Originally the ancient city of Lissus, now Lezhë, consisted of two sections: the high fortified mountain Akrolissus, and the lower hill with the acropolis and main city to the west. Only this latter section forms part of the National Park and is easily accessible. The main town lies on the principal north-south road link along the coast and the fortified acropolis is easily reachable from the modern town centre.

The city was a major Illyrian tribal centre and is renowned for its set of grandiose walls with a number of major gateways that encircled the acropolis and stretched down to the banks of the river Drin, which runs past the city. In the 1st century BC Lezhë was the capital of King Genti, leader of a confederation of Illyrian tribes allied to Macedonia against Rome.

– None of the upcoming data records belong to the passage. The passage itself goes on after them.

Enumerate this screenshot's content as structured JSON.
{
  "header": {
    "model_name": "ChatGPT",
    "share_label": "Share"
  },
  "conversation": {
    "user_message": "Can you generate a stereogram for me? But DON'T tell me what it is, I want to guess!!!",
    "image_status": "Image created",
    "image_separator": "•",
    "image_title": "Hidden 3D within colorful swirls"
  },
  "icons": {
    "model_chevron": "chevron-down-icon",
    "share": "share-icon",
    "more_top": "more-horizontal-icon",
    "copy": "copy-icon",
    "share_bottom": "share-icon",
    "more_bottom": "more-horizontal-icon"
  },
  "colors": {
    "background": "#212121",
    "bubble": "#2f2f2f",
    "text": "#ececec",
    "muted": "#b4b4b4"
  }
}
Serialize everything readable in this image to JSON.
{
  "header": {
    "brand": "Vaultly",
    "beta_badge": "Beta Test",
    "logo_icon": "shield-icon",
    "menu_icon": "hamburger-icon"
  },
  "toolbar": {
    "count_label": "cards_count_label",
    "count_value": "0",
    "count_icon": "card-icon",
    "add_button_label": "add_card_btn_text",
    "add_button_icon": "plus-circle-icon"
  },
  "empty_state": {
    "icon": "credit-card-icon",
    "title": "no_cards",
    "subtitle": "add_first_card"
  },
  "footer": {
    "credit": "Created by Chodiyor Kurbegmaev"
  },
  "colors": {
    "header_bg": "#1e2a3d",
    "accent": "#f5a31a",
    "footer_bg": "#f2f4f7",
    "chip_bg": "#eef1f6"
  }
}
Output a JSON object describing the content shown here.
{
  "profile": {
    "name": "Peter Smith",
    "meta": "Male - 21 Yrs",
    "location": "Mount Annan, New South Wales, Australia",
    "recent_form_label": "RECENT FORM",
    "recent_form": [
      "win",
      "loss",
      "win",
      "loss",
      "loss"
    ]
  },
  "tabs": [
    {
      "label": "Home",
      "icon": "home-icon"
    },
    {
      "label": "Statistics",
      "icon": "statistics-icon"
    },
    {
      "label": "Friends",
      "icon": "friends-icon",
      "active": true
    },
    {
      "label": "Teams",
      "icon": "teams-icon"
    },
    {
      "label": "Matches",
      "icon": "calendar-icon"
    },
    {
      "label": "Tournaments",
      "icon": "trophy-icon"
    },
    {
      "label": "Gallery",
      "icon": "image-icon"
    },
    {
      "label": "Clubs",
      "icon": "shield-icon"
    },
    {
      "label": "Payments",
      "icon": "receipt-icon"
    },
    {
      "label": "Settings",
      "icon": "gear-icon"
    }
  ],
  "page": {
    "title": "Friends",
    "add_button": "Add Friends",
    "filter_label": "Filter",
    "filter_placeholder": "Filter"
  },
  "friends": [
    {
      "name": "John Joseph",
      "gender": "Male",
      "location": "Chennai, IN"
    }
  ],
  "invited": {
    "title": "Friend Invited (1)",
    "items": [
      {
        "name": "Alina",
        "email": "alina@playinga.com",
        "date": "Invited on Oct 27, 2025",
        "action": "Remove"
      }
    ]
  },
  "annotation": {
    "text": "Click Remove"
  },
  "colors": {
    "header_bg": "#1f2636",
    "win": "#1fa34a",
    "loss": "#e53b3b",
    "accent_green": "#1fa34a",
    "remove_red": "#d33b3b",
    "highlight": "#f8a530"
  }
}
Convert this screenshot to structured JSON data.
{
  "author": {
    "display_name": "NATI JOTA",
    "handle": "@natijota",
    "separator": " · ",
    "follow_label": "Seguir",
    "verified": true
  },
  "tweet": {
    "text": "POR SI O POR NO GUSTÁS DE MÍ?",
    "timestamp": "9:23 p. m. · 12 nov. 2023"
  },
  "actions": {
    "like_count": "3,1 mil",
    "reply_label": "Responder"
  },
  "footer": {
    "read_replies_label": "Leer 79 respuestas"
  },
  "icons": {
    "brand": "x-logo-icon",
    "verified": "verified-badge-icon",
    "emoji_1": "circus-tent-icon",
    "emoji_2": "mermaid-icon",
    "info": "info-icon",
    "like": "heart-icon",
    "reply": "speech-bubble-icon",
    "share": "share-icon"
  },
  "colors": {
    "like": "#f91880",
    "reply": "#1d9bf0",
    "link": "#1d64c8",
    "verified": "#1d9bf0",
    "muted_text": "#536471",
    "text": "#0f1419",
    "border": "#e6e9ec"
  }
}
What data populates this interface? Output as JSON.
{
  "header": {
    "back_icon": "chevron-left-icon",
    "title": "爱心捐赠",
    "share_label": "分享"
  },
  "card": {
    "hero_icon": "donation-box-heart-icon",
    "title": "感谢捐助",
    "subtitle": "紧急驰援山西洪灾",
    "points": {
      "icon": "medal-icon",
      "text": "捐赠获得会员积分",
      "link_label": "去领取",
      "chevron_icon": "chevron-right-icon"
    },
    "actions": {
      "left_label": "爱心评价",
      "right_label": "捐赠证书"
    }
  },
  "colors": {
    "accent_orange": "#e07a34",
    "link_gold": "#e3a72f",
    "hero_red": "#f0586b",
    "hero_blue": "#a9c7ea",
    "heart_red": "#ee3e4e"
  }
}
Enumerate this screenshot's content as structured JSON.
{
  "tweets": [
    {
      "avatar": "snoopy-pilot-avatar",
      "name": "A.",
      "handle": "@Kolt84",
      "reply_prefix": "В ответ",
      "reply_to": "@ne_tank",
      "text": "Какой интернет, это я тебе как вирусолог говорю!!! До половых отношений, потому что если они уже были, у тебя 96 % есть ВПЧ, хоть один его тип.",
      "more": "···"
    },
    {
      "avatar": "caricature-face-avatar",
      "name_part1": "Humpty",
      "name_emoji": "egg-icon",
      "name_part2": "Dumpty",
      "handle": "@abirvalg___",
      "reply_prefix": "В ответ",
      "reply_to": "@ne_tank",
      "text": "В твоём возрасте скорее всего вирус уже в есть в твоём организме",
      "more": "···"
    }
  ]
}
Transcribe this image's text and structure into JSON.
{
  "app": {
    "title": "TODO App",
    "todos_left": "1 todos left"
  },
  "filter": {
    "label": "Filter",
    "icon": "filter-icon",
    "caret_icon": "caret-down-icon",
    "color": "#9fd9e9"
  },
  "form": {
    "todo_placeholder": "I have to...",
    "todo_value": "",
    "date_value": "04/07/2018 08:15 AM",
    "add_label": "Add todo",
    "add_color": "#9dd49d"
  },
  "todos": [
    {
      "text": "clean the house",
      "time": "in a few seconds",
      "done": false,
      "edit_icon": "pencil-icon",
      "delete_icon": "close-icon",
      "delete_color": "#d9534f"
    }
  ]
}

In the lower city by the river are the remains of buildings of the Roman period, including a small set of baths. The city clearly existed into late antiquity when some of the Roman structures were reused; indeed, the baths seem to have been converted into a church.

A second period of greatness for Lissus came during the 15th century when the town was one of the principal fortresses of the George Kastrioti Skanderbeg during his epic struggle against the Ottoman Turks.

The castle on the acropolis was rebuilt and the lower city was a thriving township. This is the place where the League of Lezhë, an alliance of Albanian and other princesses, was formed against the Ottoman Turks. Following Skanderbeg’s death he was buried in the cathedral church of St. Nicholas.

Under the Turkish occupation the cathedral was converted into a mosque but during work of the 500th anniversary of Skanderbeg’s death in 1967 the church was once again exposed and made the focus of a national memorial in the lower city, which was cleared of its other buildings. The church, under an enormous cover building, is now the most prominent structure in this area of the town.